Drivers wasted an average of 31 hours stuck in rush hour traffic last year, new figures show.
The UK was the world's 10th most congested country, costing the typical motorist £1,168, according to traffic information supplier Inrix.
This takes into account direct costs such as wasted fuel and time as well as indirect consequences including higher prices for household goods due to increased freighting fees being passed on to consumers.
The city or town with the worst jams was London, followed by Manchester, Birmingham, Luton and Edinburgh.
London is Europe's second most congested location after Moscow, with drivers spending an average of 74 hours in gridlock last year, up one hour on 2016.
The worst stretch of road was the A406 outer London ringroad from Chiswick Roundabout to Hanger Lane during the evening rush hour.
Inrix chief economist Dr Graham Cookson said: "The cost of congestion is astonishing.
"It takes billions out of the economy and impacts businesses and individuals.
"The average figure for London is £2,430. That's many times more than what it costs me to insure my car and the cost of the fuel I put in it."
Dr Cookson called for innovative approaches to deal with the growing number of cars on the road.
He said: "Increased flexible working or road charges have potential, however transport authorities should be looking to exciting developments in data analytics and artificial intelligence which promise to reinvent our approach to traffic management."
Seven UK locations suffered double-digit rises in the number of hours lost to queues, including Wrexham (up 17%), Mansfield (up 15%) and Bath (up 12%).
Bath has historically suffered from severe traffic problems due to its narrow roads and influx of tourist coaches.
Dr Cookson told the Press Association: "It's a difficult city to fix because of the geography of the place.
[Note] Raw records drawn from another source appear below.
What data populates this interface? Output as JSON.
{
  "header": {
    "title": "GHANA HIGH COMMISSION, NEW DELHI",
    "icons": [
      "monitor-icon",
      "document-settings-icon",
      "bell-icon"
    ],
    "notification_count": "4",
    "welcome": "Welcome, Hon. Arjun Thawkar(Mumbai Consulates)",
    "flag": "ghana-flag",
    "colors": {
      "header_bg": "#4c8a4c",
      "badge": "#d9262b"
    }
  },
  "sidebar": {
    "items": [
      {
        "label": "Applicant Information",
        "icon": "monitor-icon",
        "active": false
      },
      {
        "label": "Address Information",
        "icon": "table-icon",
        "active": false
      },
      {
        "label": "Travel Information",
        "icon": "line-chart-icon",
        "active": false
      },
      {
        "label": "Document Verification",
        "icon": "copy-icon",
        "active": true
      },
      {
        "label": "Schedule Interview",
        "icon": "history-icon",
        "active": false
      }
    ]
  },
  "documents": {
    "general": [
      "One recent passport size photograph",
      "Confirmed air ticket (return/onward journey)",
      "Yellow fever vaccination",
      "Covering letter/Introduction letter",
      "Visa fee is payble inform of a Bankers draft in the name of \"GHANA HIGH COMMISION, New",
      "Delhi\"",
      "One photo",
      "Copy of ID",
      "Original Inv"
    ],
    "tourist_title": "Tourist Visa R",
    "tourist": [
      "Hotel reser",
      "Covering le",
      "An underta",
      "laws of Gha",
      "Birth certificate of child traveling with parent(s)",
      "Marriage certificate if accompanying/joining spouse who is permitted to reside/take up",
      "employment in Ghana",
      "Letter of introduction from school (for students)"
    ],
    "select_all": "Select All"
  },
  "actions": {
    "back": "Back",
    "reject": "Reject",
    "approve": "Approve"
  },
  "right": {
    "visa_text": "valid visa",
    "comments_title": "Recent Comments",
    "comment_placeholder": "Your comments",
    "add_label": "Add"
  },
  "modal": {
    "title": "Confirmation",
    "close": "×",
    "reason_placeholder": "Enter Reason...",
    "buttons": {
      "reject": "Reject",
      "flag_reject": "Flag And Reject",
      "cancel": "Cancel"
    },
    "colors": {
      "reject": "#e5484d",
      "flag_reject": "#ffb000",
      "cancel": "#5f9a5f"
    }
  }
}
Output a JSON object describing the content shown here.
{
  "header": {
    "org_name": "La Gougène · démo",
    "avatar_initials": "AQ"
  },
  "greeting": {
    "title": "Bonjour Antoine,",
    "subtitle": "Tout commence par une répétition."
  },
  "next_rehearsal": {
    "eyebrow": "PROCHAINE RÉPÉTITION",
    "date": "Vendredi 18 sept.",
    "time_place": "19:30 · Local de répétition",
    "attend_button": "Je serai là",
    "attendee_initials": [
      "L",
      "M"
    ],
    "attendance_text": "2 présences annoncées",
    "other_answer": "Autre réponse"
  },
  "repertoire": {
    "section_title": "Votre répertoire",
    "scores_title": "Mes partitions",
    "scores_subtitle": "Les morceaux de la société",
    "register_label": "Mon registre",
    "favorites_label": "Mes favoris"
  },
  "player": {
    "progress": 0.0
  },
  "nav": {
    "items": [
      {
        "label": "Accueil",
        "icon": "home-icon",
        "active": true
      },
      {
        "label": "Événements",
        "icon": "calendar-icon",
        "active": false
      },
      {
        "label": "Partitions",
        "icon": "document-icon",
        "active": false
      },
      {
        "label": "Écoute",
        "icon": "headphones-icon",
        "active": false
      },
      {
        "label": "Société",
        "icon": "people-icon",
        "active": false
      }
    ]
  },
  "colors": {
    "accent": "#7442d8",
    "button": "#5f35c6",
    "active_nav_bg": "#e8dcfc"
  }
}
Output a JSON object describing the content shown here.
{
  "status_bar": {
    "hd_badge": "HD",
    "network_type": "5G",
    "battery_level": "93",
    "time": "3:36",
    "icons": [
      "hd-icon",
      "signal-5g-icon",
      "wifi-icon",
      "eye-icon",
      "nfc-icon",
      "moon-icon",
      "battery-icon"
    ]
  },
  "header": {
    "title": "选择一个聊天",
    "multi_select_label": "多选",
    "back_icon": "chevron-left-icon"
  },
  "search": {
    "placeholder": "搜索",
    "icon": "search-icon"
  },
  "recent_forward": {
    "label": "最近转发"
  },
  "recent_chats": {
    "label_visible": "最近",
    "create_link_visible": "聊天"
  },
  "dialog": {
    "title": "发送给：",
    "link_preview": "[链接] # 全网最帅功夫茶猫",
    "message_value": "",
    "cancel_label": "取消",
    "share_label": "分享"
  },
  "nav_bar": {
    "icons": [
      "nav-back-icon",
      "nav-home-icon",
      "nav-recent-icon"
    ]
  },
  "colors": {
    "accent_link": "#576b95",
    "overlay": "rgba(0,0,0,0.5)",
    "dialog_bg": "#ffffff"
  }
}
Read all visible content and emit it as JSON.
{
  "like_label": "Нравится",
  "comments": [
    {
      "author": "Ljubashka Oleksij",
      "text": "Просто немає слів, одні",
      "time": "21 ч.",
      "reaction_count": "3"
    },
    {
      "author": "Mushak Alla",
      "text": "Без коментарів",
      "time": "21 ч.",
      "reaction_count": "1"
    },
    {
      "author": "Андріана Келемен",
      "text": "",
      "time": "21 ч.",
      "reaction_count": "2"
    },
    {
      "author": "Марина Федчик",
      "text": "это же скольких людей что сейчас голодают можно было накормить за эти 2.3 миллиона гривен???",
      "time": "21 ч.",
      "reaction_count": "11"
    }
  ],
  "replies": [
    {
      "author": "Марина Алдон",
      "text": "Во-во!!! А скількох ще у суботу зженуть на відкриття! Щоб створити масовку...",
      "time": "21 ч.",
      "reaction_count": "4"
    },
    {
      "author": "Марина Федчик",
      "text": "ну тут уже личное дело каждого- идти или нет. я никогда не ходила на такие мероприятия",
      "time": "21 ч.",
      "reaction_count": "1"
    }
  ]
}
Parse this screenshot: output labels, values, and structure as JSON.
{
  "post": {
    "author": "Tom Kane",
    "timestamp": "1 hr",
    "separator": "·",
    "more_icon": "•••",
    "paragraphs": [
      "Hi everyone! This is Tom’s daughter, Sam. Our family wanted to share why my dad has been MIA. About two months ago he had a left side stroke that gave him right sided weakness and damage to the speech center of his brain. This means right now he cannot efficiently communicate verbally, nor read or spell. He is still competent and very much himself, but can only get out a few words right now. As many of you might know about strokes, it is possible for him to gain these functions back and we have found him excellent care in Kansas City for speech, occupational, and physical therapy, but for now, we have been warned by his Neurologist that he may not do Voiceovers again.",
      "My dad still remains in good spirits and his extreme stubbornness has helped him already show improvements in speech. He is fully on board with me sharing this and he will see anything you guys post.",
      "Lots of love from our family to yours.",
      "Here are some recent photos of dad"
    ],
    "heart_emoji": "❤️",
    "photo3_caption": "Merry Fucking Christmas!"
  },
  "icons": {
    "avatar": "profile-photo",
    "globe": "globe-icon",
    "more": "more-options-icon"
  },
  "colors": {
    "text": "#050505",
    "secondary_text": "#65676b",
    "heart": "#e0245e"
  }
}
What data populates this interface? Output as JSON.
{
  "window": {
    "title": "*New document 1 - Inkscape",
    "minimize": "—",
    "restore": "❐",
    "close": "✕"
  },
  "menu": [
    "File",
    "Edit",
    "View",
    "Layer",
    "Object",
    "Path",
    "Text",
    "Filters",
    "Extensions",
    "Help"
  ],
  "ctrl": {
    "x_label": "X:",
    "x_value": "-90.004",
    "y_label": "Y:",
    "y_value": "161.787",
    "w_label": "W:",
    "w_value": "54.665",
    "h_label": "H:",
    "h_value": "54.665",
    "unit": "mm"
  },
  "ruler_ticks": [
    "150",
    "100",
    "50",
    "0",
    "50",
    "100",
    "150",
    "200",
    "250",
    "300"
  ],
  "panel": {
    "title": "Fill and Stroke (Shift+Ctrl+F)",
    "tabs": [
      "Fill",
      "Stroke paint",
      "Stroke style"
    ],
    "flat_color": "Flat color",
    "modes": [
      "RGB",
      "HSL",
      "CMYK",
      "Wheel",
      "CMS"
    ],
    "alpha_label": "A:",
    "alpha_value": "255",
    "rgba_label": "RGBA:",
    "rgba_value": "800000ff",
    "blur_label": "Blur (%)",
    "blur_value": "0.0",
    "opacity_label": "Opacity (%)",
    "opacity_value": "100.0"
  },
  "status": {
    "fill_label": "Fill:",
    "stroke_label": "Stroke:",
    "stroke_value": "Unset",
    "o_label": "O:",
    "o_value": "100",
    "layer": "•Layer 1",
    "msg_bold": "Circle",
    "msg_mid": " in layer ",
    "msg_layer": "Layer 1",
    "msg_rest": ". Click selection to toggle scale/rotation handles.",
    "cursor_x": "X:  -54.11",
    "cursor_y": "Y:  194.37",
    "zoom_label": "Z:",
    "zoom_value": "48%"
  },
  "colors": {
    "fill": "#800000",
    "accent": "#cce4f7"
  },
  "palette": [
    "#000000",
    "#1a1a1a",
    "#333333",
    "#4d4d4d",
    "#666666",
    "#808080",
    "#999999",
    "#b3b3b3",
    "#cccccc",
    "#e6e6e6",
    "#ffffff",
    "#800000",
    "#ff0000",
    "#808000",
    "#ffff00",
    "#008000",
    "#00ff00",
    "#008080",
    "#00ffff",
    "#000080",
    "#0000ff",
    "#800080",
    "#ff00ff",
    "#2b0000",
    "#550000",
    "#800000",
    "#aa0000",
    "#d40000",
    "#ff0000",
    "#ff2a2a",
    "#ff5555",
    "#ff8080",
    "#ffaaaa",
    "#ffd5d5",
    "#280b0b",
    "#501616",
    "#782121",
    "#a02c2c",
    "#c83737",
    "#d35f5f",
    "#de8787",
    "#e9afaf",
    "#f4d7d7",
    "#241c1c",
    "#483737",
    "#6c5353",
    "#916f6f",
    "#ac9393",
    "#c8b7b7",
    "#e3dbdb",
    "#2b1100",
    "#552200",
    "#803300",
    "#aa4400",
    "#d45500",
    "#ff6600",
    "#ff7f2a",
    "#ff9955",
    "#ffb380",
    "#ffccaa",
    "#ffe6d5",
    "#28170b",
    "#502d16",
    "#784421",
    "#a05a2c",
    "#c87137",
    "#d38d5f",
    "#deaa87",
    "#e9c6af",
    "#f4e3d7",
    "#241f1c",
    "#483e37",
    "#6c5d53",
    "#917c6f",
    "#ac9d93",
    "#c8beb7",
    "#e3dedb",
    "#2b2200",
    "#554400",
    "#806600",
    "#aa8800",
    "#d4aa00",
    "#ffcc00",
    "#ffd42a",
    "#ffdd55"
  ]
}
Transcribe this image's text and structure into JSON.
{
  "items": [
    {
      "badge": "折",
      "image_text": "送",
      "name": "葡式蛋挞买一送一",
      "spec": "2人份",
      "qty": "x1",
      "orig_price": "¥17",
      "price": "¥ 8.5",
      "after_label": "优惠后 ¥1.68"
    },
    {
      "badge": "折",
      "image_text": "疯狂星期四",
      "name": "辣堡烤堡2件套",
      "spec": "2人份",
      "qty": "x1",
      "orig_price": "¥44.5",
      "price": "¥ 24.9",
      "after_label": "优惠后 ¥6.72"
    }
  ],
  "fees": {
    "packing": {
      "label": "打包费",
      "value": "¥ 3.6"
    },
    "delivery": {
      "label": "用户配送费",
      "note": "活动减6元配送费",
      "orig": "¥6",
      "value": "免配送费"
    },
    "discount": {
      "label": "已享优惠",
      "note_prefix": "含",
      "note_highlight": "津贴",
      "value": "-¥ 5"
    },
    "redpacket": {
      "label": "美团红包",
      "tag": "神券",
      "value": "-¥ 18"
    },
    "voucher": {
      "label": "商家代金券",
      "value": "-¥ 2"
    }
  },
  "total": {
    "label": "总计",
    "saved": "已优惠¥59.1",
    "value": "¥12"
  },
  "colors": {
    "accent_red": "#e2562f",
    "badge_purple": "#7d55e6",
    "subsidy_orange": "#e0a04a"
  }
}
"There's a huge congestion problem.
"People are suggesting that public transport improvements like buses don't really work in Bath, they actually make it worse because of the nature of the streets.
"There's a big movement to reintroduce trams.
Three of Scotland's big cities saw major improvements in traffic flow, with congestion down 20% in Aberdeen, 15% in Glasgow and 10% in Edinburgh.
This follows the completion of road projects such as improving the M8, M73 and M74 in central Scotland, while a bypass in Aberdeen is almost finished.
"Journeys have got better because of the combination of new roads and the end of roadworks," Dr Cookson said.
A Department for Transport spokeswoman said: "The Government is taking the big decisions for Britain's future, underlined by our record £23 billion for road schemes - the biggest investment in a generation.
"This will help cut congestion, shorten journey times, and boost economic growth.
"We are also giving councils record amounts of capital funding - more than £7.1 billion up to 2021, which will help to upgrade and maintain local roads up and down the country.
"Alongside this, we've announced plans for a new major road network that will give councils access to a multi-billion pound fund to improve or replace the most important A-roads in their area."